The fact that Marce and Kiva then spend nine months together on her ship during their Flow journey to the Hub is neatly brushed over: as, for that matter, are the details of Cardenia’s rule during the same time period. The story just skips neatly from one point to the other: Marce and Cardenia flirt with zero sign from Marce that he’s spent nine months fuckbuddying with Kiva, who’s already moved on to seducing the female guard assigned to her for Plot Reasons (insert sigh of Bisexual Tiredness at the Louche Bisexual Who Seduces People For Information trope here), Cardenia shows no sign of having spent nine months grappling with the intricacies of imperial power, and the plot continues on.
It’s hard not to view The Collapsing Empire as a book that despite the clear brilliance of its underlying politics, motives and conception, was very much rushed. All the pieces for a stronger, sharper version of the story are right there, with not that much tweaking required to make them fit. Scalzi’s style is engaging and playful, the narrative streamlined: for all my complaints about the characterisation, I was always entertained. It’s just that, for a book with so much potential, I think it could easily have been a little longer, just a little more differently structured, without losing any of its paciness or momentum.
While I don’t doubt the merit of its inclusion on the Clarke longlist, I can’t honestly lament that The Collapsing Empire didn’t make the final cut. Even so, regardless of whether we hear from Captain Gineos again, I’m keen to see how the rest of the series plays out – because whatever the failings of this first book, the story has created a truly magnificent setup for what comes next.
Foz Meadows is a genderqueer fantasy author, essayist, reviewer, blogger and poet. She has most recently published An Accident of Stars, A Tyranny of Queens with Angry Robot, and Coral Bones with Rebellion. Foz is a reviewer for Strange Horizons, a contributing writer for The Huffington Post and Black Gate, and a repeat contributor to the podcast Geek Girl Riot. Her essays have appeared in various venues online, including The Mary Sue, A Dribble Of Ink and The Book Smugglers.

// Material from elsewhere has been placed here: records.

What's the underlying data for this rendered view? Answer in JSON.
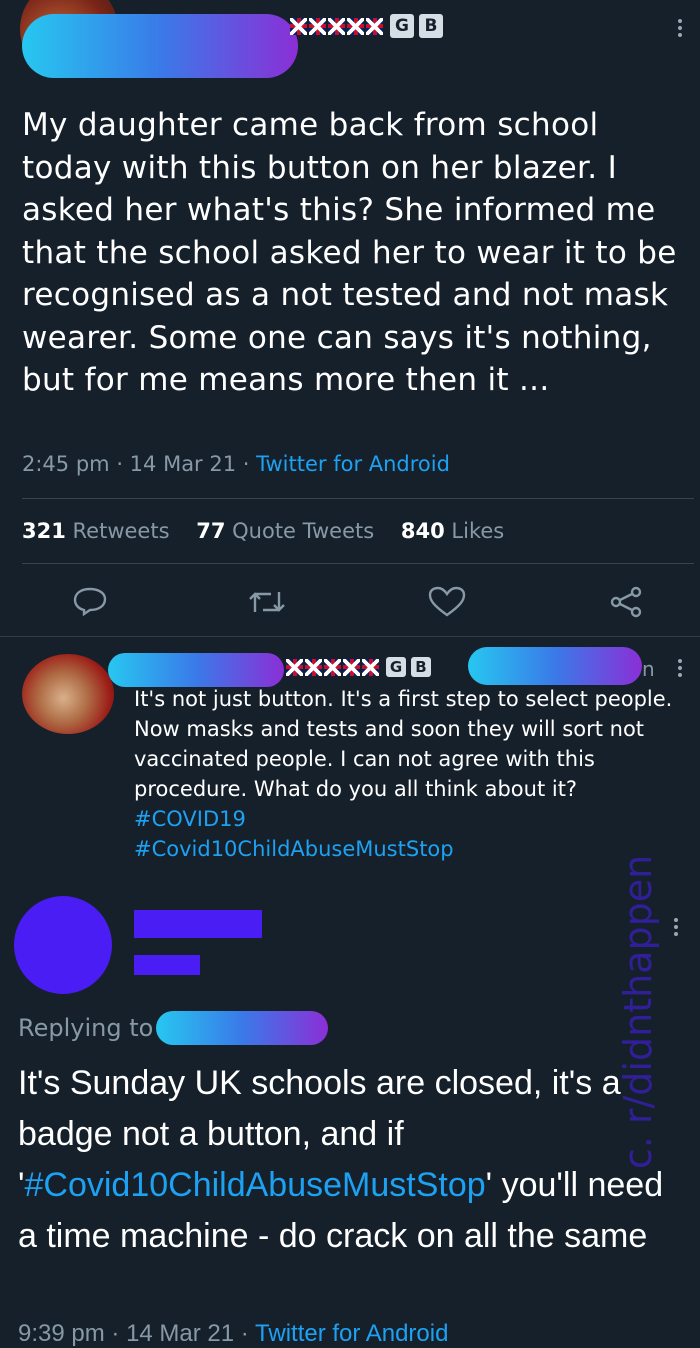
{
  "tweet": {
    "text": "My daughter came back from school today with this button on her blazer. I asked her what's this? She informed me that the school asked her to wear it  to be recognised as a not tested and not mask wearer. Some one can says it's nothing, but for me means more then it ...",
    "time": "2:45 pm",
    "date": "14 Mar 21",
    "client": "Twitter for Android",
    "stats": {
      "retweets_count": "321",
      "retweets_label": "Retweets",
      "quotes_count": "77",
      "quotes_label": "Quote Tweets",
      "likes_count": "840",
      "likes_label": "Likes"
    },
    "badges": [
      "G",
      "B"
    ]
  },
  "reply": {
    "text": "It's not just button. It's a first step to select people. Now masks and tests and soon they will sort not vaccinated people. I can not agree with this procedure. What do you all think about it?",
    "hashtags": [
      "#COVID19",
      "#Covid10ChildAbuseMustStop"
    ],
    "badges": [
      "G",
      "B"
    ],
    "trail": "n"
  },
  "response": {
    "replying_to": "Replying to",
    "text_before": "It's Sunday UK schools are closed, it's a badge not a button, and if '",
    "hashtag": "#Covid10ChildAbuseMustStop",
    "text_after": "' you'll need a time machine - do crack on all the same",
    "time": "9:39 pm",
    "date": "14 Mar 21",
    "client": "Twitter for Android"
  },
  "watermark": "c. r/didnthappen",
  "colors": {
    "background": "#15202b",
    "link": "#1da1f2",
    "muted": "#8899a6",
    "redaction": "#4a1df5"
  }
}
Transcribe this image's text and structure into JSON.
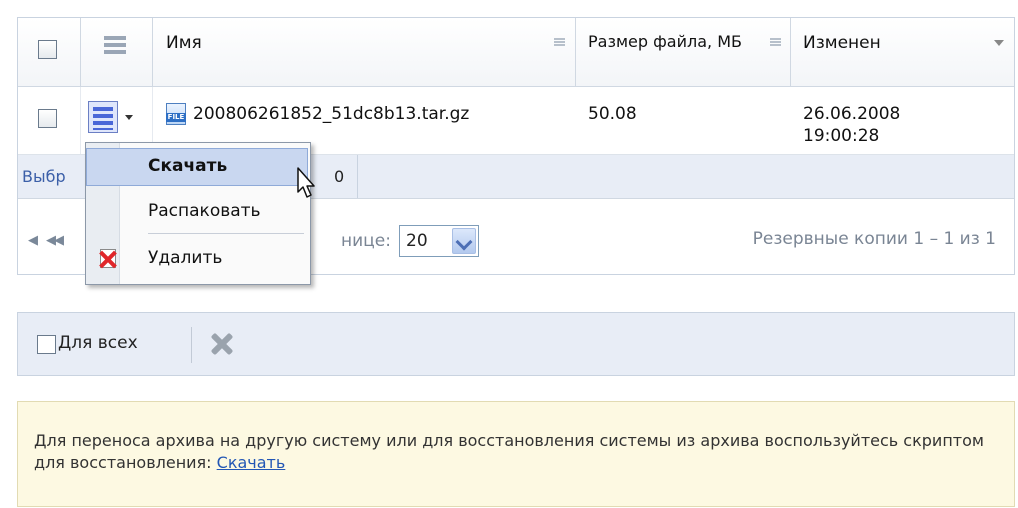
{
  "grid": {
    "columns": {
      "name": "Имя",
      "size": "Размер файла, МБ",
      "modified": "Изменен"
    },
    "rows": [
      {
        "file_icon_label": "FILE",
        "name": "200806261852_51dc8b13.tar.gz",
        "size": "50.08",
        "modified_date": "26.06.2008",
        "modified_time": "19:00:28"
      }
    ],
    "selected_label_visible": "Выбр",
    "selected_count_visible": "0"
  },
  "pager": {
    "first": "◀",
    "prev": "◀◀",
    "per_page_label_visible": "нице:",
    "per_page_value": "20",
    "info": "Резервные копии 1 – 1 из 1"
  },
  "toolbar": {
    "for_all_label": "Для всех"
  },
  "context_menu": {
    "items": [
      {
        "label": "Скачать"
      },
      {
        "label": "Распаковать"
      },
      {
        "label": "Удалить"
      }
    ]
  },
  "note": {
    "text": "Для переноса архива на другую систему или для восстановления системы из архива воспользуйтесь скриптом для восстановления: ",
    "link": "Скачать"
  },
  "icons": {
    "row_checkbox": "checkbox-icon",
    "actions": "actions-menu-icon",
    "file": "file-archive-icon",
    "delete": "delete-icon",
    "cursor": "mouse-pointer-icon"
  },
  "colors": {
    "accent": "#3b5fa8",
    "header_bg": "#f3f5f8",
    "selection_bg": "#e8edf6",
    "note_bg": "#fdf9e2",
    "menu_active": "#c9d7f0"
  }
}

She is a two-time Hugo Award nominee for Best Fan Writer in 2014 and 2017, and won the 2017 Ditmar Award for Best Fan Writer, having also been nominated in 2014 and 2016. In 2017, An Accident of Stars was a finalist for the Bisexual Book Awards.